Won Academy Award nominations for Best Sound Effects Editing, Best Sound, Best Visual Effects and Best Film Editing.
I, like everyone at the time, was wary of going to see an action movie starring Bruce Willis in fact I still am since he was most well known for playing a smarmy asshole on the TV show "Moonlighting." He was afterall trading one-liners with Cybill Shepard, which doesn't take much talent to look good. But the trailer sold me, and I knew from the get go that DIE HARD was going to be different. Up to that time, our main "action heroes" were overly-buff and mono-syllabic. They never got hurt, never showed any emotion and just tore across the screen with the largest automatic weapon they could get their hands on. This time it was different. Willis may have been in shape, but I wouldn't call him a gem of the human physical form. He was playing a normal guy, a cop, visiting his estranged wife on Christmas Eve. When all of a sudden, hell breaks loose and he is forced to fight a bunch of terrorists who have taken over his wife's bank to steal millions of dollars worth of bonds.
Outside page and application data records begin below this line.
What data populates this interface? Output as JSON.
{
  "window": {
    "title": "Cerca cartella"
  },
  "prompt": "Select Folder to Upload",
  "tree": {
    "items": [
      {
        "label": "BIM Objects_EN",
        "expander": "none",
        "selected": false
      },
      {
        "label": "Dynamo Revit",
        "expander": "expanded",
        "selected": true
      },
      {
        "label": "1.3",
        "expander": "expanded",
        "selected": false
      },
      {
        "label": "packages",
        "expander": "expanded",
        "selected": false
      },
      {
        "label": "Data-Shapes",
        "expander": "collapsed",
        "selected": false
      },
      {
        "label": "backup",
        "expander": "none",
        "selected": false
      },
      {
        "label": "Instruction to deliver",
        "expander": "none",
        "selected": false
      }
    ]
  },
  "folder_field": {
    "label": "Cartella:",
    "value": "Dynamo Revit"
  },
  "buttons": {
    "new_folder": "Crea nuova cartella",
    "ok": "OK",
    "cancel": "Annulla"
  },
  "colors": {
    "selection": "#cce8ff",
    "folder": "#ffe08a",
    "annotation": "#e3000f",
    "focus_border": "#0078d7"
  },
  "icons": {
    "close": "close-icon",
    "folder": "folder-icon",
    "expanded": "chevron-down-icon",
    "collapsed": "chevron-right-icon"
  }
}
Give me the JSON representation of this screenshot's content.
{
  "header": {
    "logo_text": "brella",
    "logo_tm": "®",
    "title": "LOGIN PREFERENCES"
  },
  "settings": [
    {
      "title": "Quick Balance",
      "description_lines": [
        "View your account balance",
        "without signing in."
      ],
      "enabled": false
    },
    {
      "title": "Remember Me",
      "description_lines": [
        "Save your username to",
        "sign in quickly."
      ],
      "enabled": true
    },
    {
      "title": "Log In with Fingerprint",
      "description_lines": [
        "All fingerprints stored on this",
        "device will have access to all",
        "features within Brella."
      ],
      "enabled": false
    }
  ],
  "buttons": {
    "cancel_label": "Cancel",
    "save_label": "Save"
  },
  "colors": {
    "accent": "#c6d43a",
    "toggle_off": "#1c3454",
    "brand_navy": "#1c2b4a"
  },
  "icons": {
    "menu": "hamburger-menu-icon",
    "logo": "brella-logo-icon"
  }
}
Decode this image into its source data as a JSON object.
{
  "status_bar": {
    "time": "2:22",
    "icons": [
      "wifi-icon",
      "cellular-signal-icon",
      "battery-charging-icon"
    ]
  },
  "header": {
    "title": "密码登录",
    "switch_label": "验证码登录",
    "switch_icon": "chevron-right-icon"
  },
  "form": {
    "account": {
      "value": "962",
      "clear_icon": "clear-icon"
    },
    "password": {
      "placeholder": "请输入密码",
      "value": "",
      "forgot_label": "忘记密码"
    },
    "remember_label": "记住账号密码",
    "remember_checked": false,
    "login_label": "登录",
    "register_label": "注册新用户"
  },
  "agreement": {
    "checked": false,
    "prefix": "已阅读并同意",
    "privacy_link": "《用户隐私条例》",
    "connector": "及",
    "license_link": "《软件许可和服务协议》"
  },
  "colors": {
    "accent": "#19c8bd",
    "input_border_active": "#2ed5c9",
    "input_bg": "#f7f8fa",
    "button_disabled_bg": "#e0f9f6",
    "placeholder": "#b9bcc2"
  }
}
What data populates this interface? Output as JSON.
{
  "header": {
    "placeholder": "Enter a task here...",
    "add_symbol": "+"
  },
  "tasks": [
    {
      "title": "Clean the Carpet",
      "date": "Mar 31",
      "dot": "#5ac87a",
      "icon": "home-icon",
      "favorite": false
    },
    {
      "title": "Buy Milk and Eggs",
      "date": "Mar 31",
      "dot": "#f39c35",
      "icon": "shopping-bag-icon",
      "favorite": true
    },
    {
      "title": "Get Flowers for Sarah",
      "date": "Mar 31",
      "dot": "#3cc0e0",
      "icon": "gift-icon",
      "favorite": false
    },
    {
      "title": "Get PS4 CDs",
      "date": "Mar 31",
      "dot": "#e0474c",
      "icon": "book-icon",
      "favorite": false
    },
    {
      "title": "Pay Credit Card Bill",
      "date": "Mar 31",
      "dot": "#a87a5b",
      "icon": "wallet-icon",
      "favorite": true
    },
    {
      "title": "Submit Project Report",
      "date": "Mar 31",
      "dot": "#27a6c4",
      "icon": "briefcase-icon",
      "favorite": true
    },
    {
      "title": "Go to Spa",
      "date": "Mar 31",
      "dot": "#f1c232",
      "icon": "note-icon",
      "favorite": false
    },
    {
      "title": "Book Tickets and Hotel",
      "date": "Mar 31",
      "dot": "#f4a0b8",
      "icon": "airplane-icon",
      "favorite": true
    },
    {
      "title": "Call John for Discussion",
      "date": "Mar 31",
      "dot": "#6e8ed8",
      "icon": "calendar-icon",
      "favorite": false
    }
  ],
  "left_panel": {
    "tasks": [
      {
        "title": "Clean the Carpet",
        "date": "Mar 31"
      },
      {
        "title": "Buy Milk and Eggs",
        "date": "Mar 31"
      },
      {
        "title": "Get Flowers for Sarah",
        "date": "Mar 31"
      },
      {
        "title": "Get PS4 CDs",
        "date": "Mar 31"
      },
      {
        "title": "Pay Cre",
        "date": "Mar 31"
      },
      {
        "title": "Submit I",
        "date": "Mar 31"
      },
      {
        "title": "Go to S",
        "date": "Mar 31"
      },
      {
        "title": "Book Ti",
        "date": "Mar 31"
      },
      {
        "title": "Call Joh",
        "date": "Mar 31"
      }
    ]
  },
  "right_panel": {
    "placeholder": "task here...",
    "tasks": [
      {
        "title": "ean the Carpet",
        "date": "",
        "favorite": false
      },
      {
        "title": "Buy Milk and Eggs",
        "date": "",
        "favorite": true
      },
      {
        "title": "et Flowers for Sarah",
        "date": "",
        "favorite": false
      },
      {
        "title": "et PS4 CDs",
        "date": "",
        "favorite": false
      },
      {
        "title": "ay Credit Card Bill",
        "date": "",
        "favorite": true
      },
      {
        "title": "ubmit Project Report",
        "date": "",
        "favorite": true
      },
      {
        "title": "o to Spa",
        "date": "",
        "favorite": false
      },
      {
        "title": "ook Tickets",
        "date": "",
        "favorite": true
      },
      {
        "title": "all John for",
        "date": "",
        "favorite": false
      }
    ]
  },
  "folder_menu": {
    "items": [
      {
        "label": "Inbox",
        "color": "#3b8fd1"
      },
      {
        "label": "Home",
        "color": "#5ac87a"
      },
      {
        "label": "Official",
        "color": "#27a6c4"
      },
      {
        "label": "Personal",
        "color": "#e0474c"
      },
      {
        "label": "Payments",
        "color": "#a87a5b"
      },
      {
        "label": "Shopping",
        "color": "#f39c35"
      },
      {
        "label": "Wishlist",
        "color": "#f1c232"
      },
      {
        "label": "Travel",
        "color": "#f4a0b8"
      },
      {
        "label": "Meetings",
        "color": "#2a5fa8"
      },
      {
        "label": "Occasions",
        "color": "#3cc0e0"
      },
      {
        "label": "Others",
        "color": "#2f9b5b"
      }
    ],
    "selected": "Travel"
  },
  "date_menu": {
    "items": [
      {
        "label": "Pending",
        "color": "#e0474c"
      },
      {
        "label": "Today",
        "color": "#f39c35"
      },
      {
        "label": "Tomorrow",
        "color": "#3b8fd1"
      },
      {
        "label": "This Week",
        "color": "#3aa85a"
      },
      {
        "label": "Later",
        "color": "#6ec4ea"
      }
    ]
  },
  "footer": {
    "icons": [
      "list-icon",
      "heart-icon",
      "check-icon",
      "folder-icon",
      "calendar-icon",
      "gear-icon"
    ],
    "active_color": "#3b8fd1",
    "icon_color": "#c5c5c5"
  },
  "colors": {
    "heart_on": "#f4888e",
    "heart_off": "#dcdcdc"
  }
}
Hans, played to perfection by Alan Rickman (this role would set the standard for all villians in the '90s), just wants to get the money and leave without any trouble. He is very civilized, but he will do whatever it takes to make this operation succeed. He is accompanied by your standard set of goons, whose mysterious deaths alert Hans to a hurdle he was not expecting. What set this film apart (and keeps it still in a league of its own) is that it all takes place in the office building, making the characters and their personal battle more important than spectacular explosions and over-the-top stunt sequences. Which isn't to say that the film doesn't have those, it just doesn't rely on them to make itself interesting and exciting. You're on the edge of your seat because you want to see how John McClaine will win...and if Hans will get away to see another day (which you secretly hope for).